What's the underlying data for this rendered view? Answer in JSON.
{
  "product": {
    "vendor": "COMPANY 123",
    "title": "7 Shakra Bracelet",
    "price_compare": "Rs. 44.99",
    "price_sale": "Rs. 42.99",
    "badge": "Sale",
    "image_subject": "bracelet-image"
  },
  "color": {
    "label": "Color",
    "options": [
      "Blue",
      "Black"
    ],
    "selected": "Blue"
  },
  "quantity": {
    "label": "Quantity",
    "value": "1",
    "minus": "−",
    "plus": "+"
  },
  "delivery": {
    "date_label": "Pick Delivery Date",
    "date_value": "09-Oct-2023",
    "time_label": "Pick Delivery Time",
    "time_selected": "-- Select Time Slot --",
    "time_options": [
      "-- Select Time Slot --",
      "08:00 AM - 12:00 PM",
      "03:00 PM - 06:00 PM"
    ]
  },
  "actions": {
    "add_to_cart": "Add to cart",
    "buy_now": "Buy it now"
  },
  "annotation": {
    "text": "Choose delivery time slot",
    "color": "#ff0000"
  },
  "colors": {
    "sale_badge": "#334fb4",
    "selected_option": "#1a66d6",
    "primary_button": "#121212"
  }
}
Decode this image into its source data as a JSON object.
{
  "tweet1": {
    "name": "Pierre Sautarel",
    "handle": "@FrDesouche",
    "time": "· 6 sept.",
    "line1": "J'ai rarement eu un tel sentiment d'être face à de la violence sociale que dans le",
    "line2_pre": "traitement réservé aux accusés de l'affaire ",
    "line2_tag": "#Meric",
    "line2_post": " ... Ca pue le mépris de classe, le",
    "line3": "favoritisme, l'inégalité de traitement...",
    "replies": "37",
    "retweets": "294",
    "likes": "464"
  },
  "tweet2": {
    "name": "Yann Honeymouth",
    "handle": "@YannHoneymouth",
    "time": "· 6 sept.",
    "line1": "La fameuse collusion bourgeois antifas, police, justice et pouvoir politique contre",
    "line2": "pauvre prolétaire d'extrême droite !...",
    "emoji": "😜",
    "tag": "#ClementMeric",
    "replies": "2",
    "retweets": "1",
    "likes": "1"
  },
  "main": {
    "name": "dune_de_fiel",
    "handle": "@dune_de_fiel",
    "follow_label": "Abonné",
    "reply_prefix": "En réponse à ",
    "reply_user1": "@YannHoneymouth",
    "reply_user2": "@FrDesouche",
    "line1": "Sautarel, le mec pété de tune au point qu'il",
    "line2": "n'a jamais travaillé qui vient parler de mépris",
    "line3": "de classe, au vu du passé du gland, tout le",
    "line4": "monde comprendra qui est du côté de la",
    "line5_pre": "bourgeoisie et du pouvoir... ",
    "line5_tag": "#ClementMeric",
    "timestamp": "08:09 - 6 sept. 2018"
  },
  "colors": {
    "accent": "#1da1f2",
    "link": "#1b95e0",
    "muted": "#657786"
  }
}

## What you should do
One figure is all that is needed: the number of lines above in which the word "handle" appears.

## Output below
3